REVIEW: The Crazies

17 08 2010

The Crazies” is a hodgepodge of all our favorite horror premises.  There’s the apocalyptic disease aspect that reminds us of “28 Days Later.”  There’s the last people on earth vibe that emanated from “I Am Legend.”  There’s also the sick zombie action that has led to four “Resident Evil” movies.

You would think that a movie that makes us recall such titles would be worthwhile.  But instead of having something for everyone, there’s is nothing for anyone, granted that they’ve seen any movies in those sub-genres.

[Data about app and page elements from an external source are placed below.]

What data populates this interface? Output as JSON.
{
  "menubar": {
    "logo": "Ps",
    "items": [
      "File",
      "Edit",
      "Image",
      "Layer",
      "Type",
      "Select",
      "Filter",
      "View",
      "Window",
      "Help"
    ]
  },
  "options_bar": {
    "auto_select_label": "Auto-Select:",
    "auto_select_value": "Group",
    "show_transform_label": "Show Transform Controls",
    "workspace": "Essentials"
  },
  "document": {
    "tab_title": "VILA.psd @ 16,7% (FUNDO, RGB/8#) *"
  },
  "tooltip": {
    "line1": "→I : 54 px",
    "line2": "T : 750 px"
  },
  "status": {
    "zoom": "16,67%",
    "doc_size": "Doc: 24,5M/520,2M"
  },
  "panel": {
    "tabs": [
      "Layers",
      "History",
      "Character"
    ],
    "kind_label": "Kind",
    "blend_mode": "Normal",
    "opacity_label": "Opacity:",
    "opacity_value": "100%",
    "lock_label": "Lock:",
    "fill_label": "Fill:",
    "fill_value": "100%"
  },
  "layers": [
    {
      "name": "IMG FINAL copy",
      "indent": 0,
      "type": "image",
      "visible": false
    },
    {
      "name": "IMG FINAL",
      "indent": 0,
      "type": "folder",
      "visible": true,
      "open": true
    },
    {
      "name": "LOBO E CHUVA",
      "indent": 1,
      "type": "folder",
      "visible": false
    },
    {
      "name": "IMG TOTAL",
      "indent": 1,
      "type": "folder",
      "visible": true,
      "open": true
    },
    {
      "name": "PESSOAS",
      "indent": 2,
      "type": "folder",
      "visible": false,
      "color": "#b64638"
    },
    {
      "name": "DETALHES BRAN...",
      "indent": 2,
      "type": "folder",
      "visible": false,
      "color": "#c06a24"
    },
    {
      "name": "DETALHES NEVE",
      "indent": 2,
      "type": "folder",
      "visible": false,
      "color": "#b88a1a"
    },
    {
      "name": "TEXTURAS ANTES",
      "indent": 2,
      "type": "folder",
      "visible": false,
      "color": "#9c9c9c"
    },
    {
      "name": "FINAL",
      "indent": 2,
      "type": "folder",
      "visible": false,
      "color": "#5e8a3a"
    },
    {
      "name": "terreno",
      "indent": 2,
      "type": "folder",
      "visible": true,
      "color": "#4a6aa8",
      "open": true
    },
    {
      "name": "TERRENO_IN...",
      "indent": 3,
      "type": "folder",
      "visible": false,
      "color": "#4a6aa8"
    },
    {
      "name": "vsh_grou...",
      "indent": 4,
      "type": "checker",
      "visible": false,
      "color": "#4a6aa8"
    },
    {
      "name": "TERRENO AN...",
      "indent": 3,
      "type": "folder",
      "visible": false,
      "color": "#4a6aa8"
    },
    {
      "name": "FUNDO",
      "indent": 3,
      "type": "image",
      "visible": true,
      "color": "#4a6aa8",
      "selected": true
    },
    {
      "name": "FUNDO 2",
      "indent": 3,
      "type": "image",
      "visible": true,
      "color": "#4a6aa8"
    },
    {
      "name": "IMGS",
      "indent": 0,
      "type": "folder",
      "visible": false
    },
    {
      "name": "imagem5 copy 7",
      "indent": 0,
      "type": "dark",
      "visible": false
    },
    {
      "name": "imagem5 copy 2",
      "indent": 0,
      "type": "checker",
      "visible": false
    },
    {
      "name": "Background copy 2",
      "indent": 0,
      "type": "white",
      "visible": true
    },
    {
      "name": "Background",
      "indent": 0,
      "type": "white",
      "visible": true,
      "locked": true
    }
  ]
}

Uninspired even by remake standards, “The Crazies” just feels like a waste of time as you watch it.  For an hour and 40 minutes, we trudge through the typical escalation of a viral epidemic that ravages a small town in Iowa.  After 48 hours, the virus turns its victims insane to the point that they would kill friends and family.  The sheriff and his pregnant wife (Timothy Olyphant and Radha Mitchell), among the few uninfected left in the town, have to battle off the zombies to escape to safety.  Not only do they have to fight the crazies, but they are also up against the company that accidentally dispersed the biological weapon, trying to hide their mistake.

Sound familiar?  It’s not just a remake of the 1973 George A. Romero original; it’s a rehash of every horror movie since.  Eventually, enough is enough, and cheap jumps and thrills only spell out boredom.  The movie gets harder and harder to enjoy as it drags on … and on … and on.  We know exactly what’s going to happen just from hearing the premise.  Maybe the perceived lack of originality speaks to how influential the first movie was.  But I missed the memo that the original was some kind of cultural watershed, so I’m just going to interpret this rendition of “The Crazies” as the latest dull entry into the woefully overflowing “been there, done that” category.  C- /